Brief
Scan the entries for the word "Same", and copy every line where it appears.

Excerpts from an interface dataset

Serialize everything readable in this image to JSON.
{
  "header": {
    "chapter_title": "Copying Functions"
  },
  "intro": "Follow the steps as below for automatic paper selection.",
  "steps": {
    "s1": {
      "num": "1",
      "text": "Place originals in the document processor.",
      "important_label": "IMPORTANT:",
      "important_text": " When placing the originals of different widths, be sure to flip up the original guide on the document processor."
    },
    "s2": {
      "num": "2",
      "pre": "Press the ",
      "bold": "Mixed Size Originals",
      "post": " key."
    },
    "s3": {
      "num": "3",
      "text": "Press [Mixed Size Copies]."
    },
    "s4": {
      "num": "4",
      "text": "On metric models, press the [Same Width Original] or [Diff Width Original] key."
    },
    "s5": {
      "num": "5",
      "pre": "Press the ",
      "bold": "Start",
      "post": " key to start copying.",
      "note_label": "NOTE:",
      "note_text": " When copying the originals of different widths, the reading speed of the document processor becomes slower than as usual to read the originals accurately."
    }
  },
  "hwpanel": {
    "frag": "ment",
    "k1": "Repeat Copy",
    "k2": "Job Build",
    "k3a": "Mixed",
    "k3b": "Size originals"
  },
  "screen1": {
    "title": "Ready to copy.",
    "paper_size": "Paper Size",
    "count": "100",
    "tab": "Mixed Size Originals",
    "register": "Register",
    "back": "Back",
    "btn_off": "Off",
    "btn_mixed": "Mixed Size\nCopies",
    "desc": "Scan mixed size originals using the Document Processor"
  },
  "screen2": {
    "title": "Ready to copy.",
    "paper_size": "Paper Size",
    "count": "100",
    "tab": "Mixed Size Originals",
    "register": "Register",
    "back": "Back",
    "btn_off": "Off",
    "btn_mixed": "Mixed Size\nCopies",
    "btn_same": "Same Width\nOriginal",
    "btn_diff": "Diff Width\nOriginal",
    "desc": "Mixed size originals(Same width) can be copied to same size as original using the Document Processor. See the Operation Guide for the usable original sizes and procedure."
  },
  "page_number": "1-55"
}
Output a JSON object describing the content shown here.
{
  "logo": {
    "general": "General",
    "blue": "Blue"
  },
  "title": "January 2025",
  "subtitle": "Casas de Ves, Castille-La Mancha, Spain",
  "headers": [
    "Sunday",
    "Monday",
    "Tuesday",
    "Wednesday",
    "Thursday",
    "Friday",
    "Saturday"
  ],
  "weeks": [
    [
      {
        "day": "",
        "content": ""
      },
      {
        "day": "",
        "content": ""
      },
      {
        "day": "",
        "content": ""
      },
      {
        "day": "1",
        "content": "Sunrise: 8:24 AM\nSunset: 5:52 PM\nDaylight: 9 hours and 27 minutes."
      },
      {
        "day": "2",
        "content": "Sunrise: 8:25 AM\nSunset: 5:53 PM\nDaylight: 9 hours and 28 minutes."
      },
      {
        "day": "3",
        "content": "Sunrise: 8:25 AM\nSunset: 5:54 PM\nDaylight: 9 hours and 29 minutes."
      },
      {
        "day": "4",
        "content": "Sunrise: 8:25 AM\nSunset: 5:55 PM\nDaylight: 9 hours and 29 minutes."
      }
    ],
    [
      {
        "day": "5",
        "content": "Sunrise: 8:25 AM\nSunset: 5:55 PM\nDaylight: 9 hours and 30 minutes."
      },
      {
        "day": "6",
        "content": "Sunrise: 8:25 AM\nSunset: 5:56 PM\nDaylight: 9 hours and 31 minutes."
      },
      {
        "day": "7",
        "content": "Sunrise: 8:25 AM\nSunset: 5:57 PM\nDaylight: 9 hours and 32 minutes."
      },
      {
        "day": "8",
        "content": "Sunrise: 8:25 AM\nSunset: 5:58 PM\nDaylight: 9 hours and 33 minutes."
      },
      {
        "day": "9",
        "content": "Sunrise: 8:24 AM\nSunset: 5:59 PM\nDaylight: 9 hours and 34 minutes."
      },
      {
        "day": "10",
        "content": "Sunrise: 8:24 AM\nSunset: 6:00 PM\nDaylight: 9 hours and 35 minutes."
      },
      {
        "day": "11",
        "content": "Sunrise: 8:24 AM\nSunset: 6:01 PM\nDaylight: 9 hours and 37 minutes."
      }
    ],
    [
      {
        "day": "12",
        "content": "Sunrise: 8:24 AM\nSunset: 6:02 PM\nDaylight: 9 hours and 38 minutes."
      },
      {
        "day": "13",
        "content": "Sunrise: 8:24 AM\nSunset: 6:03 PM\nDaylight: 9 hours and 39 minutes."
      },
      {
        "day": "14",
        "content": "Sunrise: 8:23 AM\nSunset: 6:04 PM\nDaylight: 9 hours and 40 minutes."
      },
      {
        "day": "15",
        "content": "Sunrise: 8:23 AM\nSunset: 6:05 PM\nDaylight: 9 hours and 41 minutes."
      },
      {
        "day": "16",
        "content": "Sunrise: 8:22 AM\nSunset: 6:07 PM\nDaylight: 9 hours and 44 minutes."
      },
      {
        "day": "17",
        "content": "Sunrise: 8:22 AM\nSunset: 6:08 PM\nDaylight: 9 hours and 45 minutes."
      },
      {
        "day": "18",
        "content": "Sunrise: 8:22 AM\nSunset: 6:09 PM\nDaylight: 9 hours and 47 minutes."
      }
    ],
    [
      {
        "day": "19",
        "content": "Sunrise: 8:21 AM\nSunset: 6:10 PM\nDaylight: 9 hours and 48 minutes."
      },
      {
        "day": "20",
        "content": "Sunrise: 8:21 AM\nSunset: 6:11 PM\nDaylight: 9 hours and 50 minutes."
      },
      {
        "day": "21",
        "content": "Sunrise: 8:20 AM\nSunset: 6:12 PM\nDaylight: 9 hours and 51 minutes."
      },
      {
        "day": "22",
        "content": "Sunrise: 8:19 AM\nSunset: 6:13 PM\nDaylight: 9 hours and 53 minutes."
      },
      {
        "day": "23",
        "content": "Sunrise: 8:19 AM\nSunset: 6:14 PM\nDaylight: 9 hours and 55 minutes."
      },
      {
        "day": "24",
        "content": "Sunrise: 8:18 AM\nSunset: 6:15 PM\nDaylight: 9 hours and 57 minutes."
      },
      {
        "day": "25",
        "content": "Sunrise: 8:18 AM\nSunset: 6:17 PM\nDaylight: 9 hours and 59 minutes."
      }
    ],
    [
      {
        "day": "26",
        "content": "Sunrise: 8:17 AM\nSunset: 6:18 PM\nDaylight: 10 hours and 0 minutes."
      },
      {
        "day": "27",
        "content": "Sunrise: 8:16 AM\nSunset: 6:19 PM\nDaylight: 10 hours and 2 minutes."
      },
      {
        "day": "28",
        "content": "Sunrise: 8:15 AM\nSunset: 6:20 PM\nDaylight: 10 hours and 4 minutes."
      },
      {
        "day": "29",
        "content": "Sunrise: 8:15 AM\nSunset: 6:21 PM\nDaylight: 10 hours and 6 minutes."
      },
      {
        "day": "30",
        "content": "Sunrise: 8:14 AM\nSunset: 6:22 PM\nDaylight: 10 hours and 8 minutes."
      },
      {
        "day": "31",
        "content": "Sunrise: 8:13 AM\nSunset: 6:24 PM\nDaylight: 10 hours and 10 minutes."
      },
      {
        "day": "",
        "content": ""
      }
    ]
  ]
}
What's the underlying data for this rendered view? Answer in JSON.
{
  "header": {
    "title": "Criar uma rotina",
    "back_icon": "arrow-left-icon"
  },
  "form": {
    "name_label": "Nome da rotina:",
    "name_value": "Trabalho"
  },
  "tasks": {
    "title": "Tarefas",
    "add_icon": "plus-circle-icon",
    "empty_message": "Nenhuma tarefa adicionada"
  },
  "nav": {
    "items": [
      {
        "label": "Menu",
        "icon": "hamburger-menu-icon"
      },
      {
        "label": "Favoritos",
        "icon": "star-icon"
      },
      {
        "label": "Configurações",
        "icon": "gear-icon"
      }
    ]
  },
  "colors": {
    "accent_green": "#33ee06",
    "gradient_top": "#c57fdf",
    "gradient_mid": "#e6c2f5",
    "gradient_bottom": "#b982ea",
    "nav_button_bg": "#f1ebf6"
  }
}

Answer for the task
      "text": "On metric models, press the [Same Width Original] or [Diff Width Original] key."
    "btn_same": "Same Width\nOriginal",
    "desc": "Mixed size originals(Same width) can be copied to same size as original using the Document Processor. See the Operation Guide for the usable original sizes and procedure."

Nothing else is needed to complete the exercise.